How to complete this task:
Would you restate all of the entries verbatim, minus any images?

═════ Supplied records

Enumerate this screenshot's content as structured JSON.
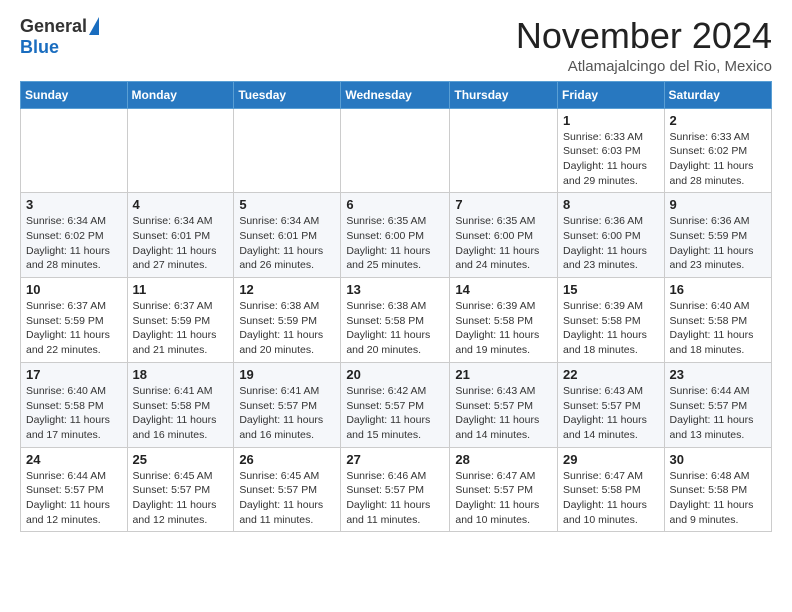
{
  "header": {
    "logo_general": "General",
    "logo_blue": "Blue",
    "month_title": "November 2024",
    "location": "Atlamajalcingo del Rio, Mexico"
  },
  "weekdays": [
    "Sunday",
    "Monday",
    "Tuesday",
    "Wednesday",
    "Thursday",
    "Friday",
    "Saturday"
  ],
  "weeks": [
    [
      {
        "day": "",
        "detail": ""
      },
      {
        "day": "",
        "detail": ""
      },
      {
        "day": "",
        "detail": ""
      },
      {
        "day": "",
        "detail": ""
      },
      {
        "day": "",
        "detail": ""
      },
      {
        "day": "1",
        "detail": "Sunrise: 6:33 AM\nSunset: 6:03 PM\nDaylight: 11 hours and 29 minutes."
      },
      {
        "day": "2",
        "detail": "Sunrise: 6:33 AM\nSunset: 6:02 PM\nDaylight: 11 hours and 28 minutes."
      }
    ],
    [
      {
        "day": "3",
        "detail": "Sunrise: 6:34 AM\nSunset: 6:02 PM\nDaylight: 11 hours and 28 minutes."
      },
      {
        "day": "4",
        "detail": "Sunrise: 6:34 AM\nSunset: 6:01 PM\nDaylight: 11 hours and 27 minutes."
      },
      {
        "day": "5",
        "detail": "Sunrise: 6:34 AM\nSunset: 6:01 PM\nDaylight: 11 hours and 26 minutes."
      },
      {
        "day": "6",
        "detail": "Sunrise: 6:35 AM\nSunset: 6:00 PM\nDaylight: 11 hours and 25 minutes."
      },
      {
        "day": "7",
        "detail": "Sunrise: 6:35 AM\nSunset: 6:00 PM\nDaylight: 11 hours and 24 minutes."
      },
      {
        "day": "8",
        "detail": "Sunrise: 6:36 AM\nSunset: 6:00 PM\nDaylight: 11 hours and 23 minutes."
      },
      {
        "day": "9",
        "detail": "Sunrise: 6:36 AM\nSunset: 5:59 PM\nDaylight: 11 hours and 23 minutes."
      }
    ],
    [
      {
        "day": "10",
        "detail": "Sunrise: 6:37 AM\nSunset: 5:59 PM\nDaylight: 11 hours and 22 minutes."
      },
      {
        "day": "11",
        "detail": "Sunrise: 6:37 AM\nSunset: 5:59 PM\nDaylight: 11 hours and 21 minutes."
      },
      {
        "day": "12",
        "detail": "Sunrise: 6:38 AM\nSunset: 5:59 PM\nDaylight: 11 hours and 20 minutes."
      },
      {
        "day": "13",
        "detail": "Sunrise: 6:38 AM\nSunset: 5:58 PM\nDaylight: 11 hours and 20 minutes."
      },
      {
        "day": "14",
        "detail": "Sunrise: 6:39 AM\nSunset: 5:58 PM\nDaylight: 11 hours and 19 minutes."
      },
      {
        "day": "15",
        "detail": "Sunrise: 6:39 AM\nSunset: 5:58 PM\nDaylight: 11 hours and 18 minutes."
      },
      {
        "day": "16",
        "detail": "Sunrise: 6:40 AM\nSunset: 5:58 PM\nDaylight: 11 hours and 18 minutes."
      }
    ],
    [
      {
        "day": "17",
        "detail": "Sunrise: 6:40 AM\nSunset: 5:58 PM\nDaylight: 11 hours and 17 minutes."
      },
      {
        "day": "18",
        "detail": "Sunrise: 6:41 AM\nSunset: 5:58 PM\nDaylight: 11 hours and 16 minutes."
      },
      {
        "day": "19",
        "detail": "Sunrise: 6:41 AM\nSunset: 5:57 PM\nDaylight: 11 hours and 16 minutes."
      },
      {
        "day": "20",
        "detail": "Sunrise: 6:42 AM\nSunset: 5:57 PM\nDaylight: 11 hours and 15 minutes."
      },
      {
        "day": "21",
        "detail": "Sunrise: 6:43 AM\nSunset: 5:57 PM\nDaylight: 11 hours and 14 minutes."
      },
      {
        "day": "22",
        "detail": "Sunrise: 6:43 AM\nSunset: 5:57 PM\nDaylight: 11 hours and 14 minutes."
      },
      {
        "day": "23",
        "detail": "Sunrise: 6:44 AM\nSunset: 5:57 PM\nDaylight: 11 hours and 13 minutes."
      }
    ],
    [
      {
        "day": "24",
        "detail": "Sunrise: 6:44 AM\nSunset: 5:57 PM\nDaylight: 11 hours and 12 minutes."
      },
      {
        "day": "25",
        "detail": "Sunrise: 6:45 AM\nSunset: 5:57 PM\nDaylight: 11 hours and 12 minutes."
      },
      {
        "day": "26",
        "detail": "Sunrise: 6:45 AM\nSunset: 5:57 PM\nDaylight: 11 hours and 11 minutes."
      },
      {
        "day": "27",
        "detail": "Sunrise: 6:46 AM\nSunset: 5:57 PM\nDaylight: 11 hours and 11 minutes."
      },
      {
        "day": "28",
        "detail": "Sunrise: 6:47 AM\nSunset: 5:57 PM\nDaylight: 11 hours and 10 minutes."
      },
      {
        "day": "29",
        "detail": "Sunrise: 6:47 AM\nSunset: 5:58 PM\nDaylight: 11 hours and 10 minutes."
      },
      {
        "day": "30",
        "detail": "Sunrise: 6:48 AM\nSunset: 5:58 PM\nDaylight: 11 hours and 9 minutes."
      }
    ]
  ]
}
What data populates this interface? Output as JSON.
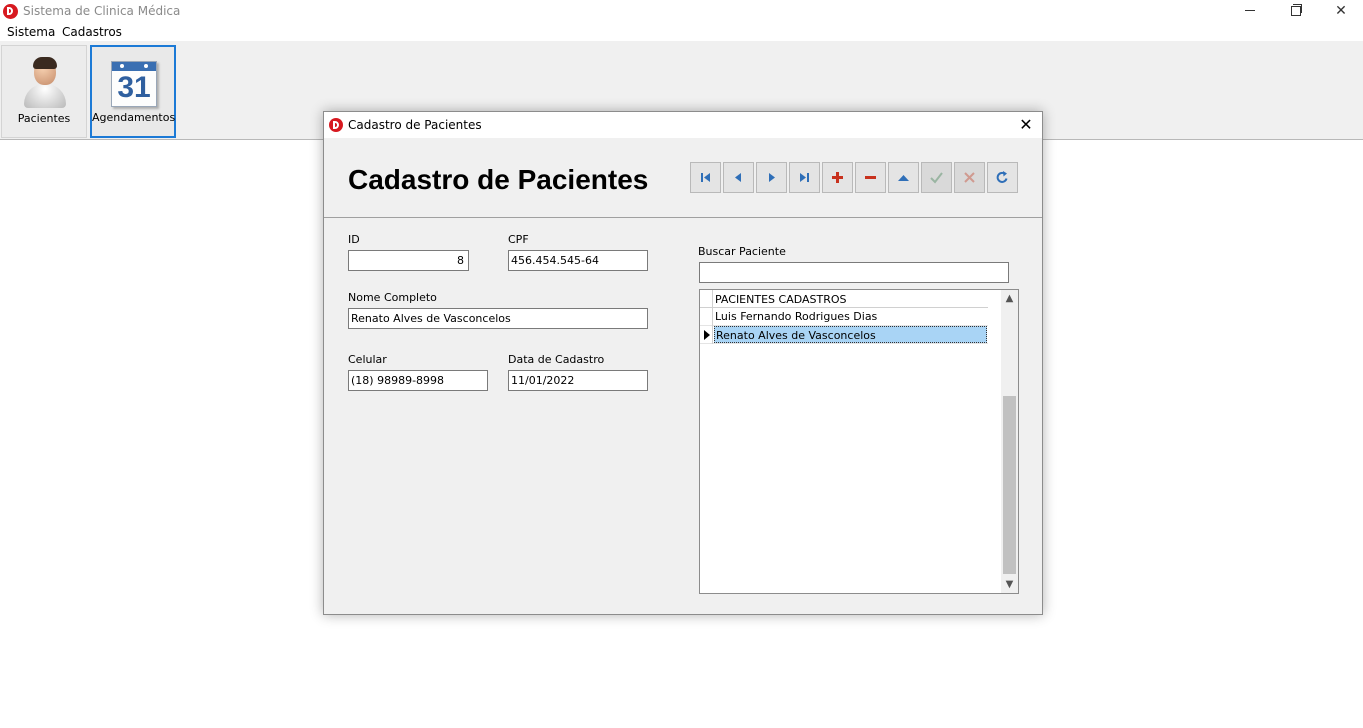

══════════

Your response:
Enumerate this screenshot's content as structured JSON.
{
  "header": {
    "logo_general": "General",
    "logo_blue": "Blue",
    "month_title": "November 2024",
    "location": "Atlamajalcingo del Rio, Mexico"
  },
  "weekdays": [
    "Sunday",
    "Monday",
    "Tuesday",
    "Wednesday",
    "Thursday",
    "Friday",
    "Saturday"
  ],
  "weeks": [
    [
      {
        "day": "",
        "detail": ""
      },
      {
        "day": "",
        "detail": ""
      },
      {
        "day": "",
        "detail": ""
      },
      {
        "day": "",
        "detail": ""
      },
      {
        "day": "",
        "detail": ""
      },
      {
        "day": "1",
        "detail": "Sunrise: 6:33 AM\nSunset: 6:03 PM\nDaylight: 11 hours and 29 minutes."
      },
      {
        "day": "2",
        "detail": "Sunrise: 6:33 AM\nSunset: 6:02 PM\nDaylight: 11 hours and 28 minutes."
      }
    ],
    [
      {
        "day": "3",
        "detail": "Sunrise: 6:34 AM\nSunset: 6:02 PM\nDaylight: 11 hours and 28 minutes."
      },
      {
        "day": "4",
        "detail": "Sunrise: 6:34 AM\nSunset: 6:01 PM\nDaylight: 11 hours and 27 minutes."
      },
      {
        "day": "5",
        "detail": "Sunrise: 6:34 AM\nSunset: 6:01 PM\nDaylight: 11 hours and 26 minutes."
      },
      {
        "day": "6",
        "detail": "Sunrise: 6:35 AM\nSunset: 6:00 PM\nDaylight: 11 hours and 25 minutes."
      },
      {
        "day": "7",
        "detail": "Sunrise: 6:35 AM\nSunset: 6:00 PM\nDaylight: 11 hours and 24 minutes."
      },
      {
        "day": "8",
        "detail": "Sunrise: 6:36 AM\nSunset: 6:00 PM\nDaylight: 11 hours and 23 minutes."
      },
      {
        "day": "9",
        "detail": "Sunrise: 6:36 AM\nSunset: 5:59 PM\nDaylight: 11 hours and 23 minutes."
      }
    ],
    [
      {
        "day": "10",
        "detail": "Sunrise: 6:37 AM\nSunset: 5:59 PM\nDaylight: 11 hours and 22 minutes."
      },
      {
        "day": "11",
        "detail": "Sunrise: 6:37 AM\nSunset: 5:59 PM\nDaylight: 11 hours and 21 minutes."
      },
      {
        "day": "12",
        "detail": "Sunrise: 6:38 AM\nSunset: 5:59 PM\nDaylight: 11 hours and 20 minutes."
      },
      {
        "day": "13",
        "detail": "Sunrise: 6:38 AM\nSunset: 5:58 PM\nDaylight: 11 hours and 20 minutes."
      },
      {
        "day": "14",
        "detail": "Sunrise: 6:39 AM\nSunset: 5:58 PM\nDaylight: 11 hours and 19 minutes."
      },
      {
        "day": "15",
        "detail": "Sunrise: 6:39 AM\nSunset: 5:58 PM\nDaylight: 11 hours and 18 minutes."
      },
      {
        "day": "16",
        "detail": "Sunrise: 6:40 AM\nSunset: 5:58 PM\nDaylight: 11 hours and 18 minutes."
      }
    ],
    [
      {
        "day": "17",
        "detail": "Sunrise: 6:40 AM\nSunset: 5:58 PM\nDaylight: 11 hours and 17 minutes."
      },
      {
        "day": "18",
        "detail": "Sunrise: 6:41 AM\nSunset: 5:58 PM\nDaylight: 11 hours and 16 minutes."
      },
      {
        "day": "19",
        "detail": "Sunrise: 6:41 AM\nSunset: 5:57 PM\nDaylight: 11 hours and 16 minutes."
      },
      {
        "day": "20",
        "detail": "Sunrise: 6:42 AM\nSunset: 5:57 PM\nDaylight: 11 hours and 15 minutes."
      },
      {
        "day": "21",
        "detail": "Sunrise: 6:43 AM\nSunset: 5:57 PM\nDaylight: 11 hours and 14 minutes."
      },
      {
        "day": "22",
        "detail": "Sunrise: 6:43 AM\nSunset: 5:57 PM\nDaylight: 11 hours and 14 minutes."
      },
      {
        "day": "23",
        "detail": "Sunrise: 6:44 AM\nSunset: 5:57 PM\nDaylight: 11 hours and 13 minutes."
      }
    ],
    [
      {
        "day": "24",
        "detail": "Sunrise: 6:44 AM\nSunset: 5:57 PM\nDaylight: 11 hours and 12 minutes."
      },
      {
        "day": "25",
        "detail": "Sunrise: 6:45 AM\nSunset: 5:57 PM\nDaylight: 11 hours and 12 minutes."
      },
      {
        "day": "26",
        "detail": "Sunrise: 6:45 AM\nSunset: 5:57 PM\nDaylight: 11 hours and 11 minutes."
      },
      {
        "day": "27",
        "detail": "Sunrise: 6:46 AM\nSunset: 5:57 PM\nDaylight: 11 hours and 11 minutes."
      },
      {
        "day": "28",
        "detail": "Sunrise: 6:47 AM\nSunset: 5:57 PM\nDaylight: 11 hours and 10 minutes."
      },
      {
        "day": "29",
        "detail": "Sunrise: 6:47 AM\nSunset: 5:58 PM\nDaylight: 11 hours and 10 minutes."
      },
      {
        "day": "30",
        "detail": "Sunrise: 6:48 AM\nSunset: 5:58 PM\nDaylight: 11 hours and 9 minutes."
      }
    ]
  ]
}
What data populates this interface? Output as JSON.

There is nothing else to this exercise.